The Biden administration has renewed US calls for a fuller investigation into the origins of Covid-19 after a report last weekend bolstered the theory that the disease was released accidentally from a laboratory in the Chinese city of Wuhan.
Andy Slavitt, one of the US president’s coronavirus advisers, on Tuesday said the investigation carried out earlier this year by the World Health Organization had not done enough to explain how the disease first started spreading among humans.
He told reporters: “We need to get to the bottom of this and we need a completely transparent process from China. We need the WHO to assist in that matter. We don’t feel like we have that now.”
China has angrily rejected US calls for an investigation into the possibility that the Covid virus escaped from the Wuhan Institute of Virology, a theory that state media described as “a conspiracy created by US intelligence agencies”.
Slavitt was speaking after a report in The Wall Street Journal claimed that three scientists at the Wuhan lab fell ill with Covid-19-like symptoms in November, a month before the first official case was reported.
Scientists working for the WHO reported in March that the virus was “extremely unlikely” to have escaped from the lab and was far more likely to have spread from animals to humans.
Some scientists were quick to criticise that report, however, which was facilitated by China, while Tedros Adhanom Ghebreyesus, the WHO’s director-general, admitted it was not extensive enough.

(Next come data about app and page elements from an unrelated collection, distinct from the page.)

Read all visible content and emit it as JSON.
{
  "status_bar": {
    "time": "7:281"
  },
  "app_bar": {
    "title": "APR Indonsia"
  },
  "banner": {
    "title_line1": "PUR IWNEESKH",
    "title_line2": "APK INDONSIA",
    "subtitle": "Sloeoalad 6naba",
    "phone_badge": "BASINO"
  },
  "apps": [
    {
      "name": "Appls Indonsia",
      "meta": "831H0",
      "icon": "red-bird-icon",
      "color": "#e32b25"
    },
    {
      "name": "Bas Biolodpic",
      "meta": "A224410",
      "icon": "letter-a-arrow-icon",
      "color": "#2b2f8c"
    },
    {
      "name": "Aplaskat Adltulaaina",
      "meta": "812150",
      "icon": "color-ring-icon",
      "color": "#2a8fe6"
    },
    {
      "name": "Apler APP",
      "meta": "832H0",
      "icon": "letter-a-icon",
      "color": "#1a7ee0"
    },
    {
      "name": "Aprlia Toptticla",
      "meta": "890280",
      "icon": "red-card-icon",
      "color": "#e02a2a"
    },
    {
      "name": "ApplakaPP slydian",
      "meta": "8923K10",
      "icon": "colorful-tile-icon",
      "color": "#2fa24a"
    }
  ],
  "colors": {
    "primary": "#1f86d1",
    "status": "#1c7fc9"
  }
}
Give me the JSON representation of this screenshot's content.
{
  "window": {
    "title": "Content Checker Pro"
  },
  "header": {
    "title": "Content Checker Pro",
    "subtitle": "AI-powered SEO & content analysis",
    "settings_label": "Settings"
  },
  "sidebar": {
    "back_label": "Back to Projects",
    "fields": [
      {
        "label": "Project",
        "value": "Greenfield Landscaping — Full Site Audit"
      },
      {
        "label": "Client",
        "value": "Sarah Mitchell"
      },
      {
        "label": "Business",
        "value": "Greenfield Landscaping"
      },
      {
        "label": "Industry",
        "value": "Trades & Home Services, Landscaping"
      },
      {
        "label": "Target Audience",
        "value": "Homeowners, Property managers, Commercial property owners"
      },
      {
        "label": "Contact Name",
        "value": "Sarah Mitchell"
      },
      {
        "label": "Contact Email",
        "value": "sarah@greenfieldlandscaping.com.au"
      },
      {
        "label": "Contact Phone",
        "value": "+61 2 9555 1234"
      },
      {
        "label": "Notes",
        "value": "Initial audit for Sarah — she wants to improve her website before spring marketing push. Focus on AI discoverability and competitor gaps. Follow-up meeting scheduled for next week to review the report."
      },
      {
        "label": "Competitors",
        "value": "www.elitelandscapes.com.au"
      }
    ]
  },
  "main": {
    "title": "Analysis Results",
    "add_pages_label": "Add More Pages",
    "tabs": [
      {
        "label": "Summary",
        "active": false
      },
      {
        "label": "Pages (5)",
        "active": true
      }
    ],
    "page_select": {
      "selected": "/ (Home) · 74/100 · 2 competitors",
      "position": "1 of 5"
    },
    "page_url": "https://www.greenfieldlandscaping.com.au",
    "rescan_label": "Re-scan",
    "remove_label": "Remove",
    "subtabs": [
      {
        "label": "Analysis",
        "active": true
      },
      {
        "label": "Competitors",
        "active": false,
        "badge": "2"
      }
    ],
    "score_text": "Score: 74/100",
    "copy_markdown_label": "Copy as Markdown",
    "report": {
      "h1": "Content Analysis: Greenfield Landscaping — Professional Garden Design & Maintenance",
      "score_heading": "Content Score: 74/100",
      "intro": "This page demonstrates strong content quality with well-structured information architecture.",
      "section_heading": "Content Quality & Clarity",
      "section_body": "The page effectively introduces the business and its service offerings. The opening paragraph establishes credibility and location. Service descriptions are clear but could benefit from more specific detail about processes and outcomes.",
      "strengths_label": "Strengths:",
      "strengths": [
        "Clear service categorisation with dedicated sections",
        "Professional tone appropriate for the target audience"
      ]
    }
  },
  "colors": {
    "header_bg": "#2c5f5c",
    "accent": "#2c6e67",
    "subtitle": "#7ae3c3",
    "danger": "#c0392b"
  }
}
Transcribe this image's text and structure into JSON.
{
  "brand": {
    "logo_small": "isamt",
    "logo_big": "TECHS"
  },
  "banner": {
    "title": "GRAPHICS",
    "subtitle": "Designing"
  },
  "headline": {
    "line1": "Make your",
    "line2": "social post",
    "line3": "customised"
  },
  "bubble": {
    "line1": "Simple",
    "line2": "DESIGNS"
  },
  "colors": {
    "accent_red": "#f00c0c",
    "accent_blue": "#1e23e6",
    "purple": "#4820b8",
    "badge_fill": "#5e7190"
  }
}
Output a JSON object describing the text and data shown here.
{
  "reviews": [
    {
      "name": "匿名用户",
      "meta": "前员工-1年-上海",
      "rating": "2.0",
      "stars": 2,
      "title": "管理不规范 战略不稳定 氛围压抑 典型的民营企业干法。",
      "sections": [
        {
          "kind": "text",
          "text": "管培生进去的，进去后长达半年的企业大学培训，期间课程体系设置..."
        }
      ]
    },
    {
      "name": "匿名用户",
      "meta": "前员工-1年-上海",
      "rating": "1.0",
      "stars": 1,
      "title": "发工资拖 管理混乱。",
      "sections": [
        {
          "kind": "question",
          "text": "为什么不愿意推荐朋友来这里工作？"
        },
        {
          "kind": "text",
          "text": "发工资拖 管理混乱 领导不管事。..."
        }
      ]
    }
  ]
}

Tedros said WHO scientists had encountered difficulties in accessing “raw data” from China, which has always denied the lab-leak hypothesis.
Anthony Fauci, the director of the National Institute of Allergy and Infectious Diseases, on Tuesday said he still believed the disease was more likely to have spread from animals to humans.
But he added: “But, we don’t know 100 per cent the answer to that . . . [and] it’s imperative that we look and we do an investigation.”
Fauci was also targeted by Chinese state media. He was “fanning a huge lie against China”, wrote Hu Xijin, editor of the Global Times, a nationalist tabloid published by the Communist party’s official People’s Daily newspaper. The theory of a lab accident is “a conspiracy created by US intelligence agencies and the media outlet to slander China”, he added. “Is it a coincidence that Fauci repeated such lines?”
The World Health Assembly, which sets WHO policy, is holding its annual meeting in Geneva, at which members are expected to discuss the next phase of the organisation’s investigation.
The claims in the WSJ, meanwhile, have refocused attention on the lab-leak theory. The newspaper reported that a previously undisclosed US intelligence report claimed the three researchers at the Wuhan lab had become so sick in 2019 that they sought hospital care. On Monday the White House said it had “no means” to verify the report.
On Monday, Zhao Lijian, a spokesman for China’s foreign ministry, rejected the intelligence report’s accuracy and said that no staff at the Wuhan Institute of Virology had been infected before December 2019.
“What is the real purpose for the US to continue to play up the so-called lab leak theory? Does it really care about the origin-tracing of the virus or just want to divert attention?” he asked.
Researchers at the Wuhan lab last week released a research paper arguing that the virus strains found in bats in south-west China were “just the tip of the iceberg” for potential ancestors of Sars-Cov-2. They added that the strains were unlikely to be ancestors for the virus without first infecting an intermediate animal host.
Shi Zhengli, the Wuhan Institute of Virology’s leading coronavirus expert whose work on bat viruses has been the focal point of the lab theories, was one of the authors.
The bat viruses studied in the paper, which has not been peer reviewed, lacked the ability to bind with proteins known as human ACE2 receptors, which are an important part of Sars-Cov-2’s ability to infect people, and thus “pose little spillover potential to human without future adaptation”, the authors wrote.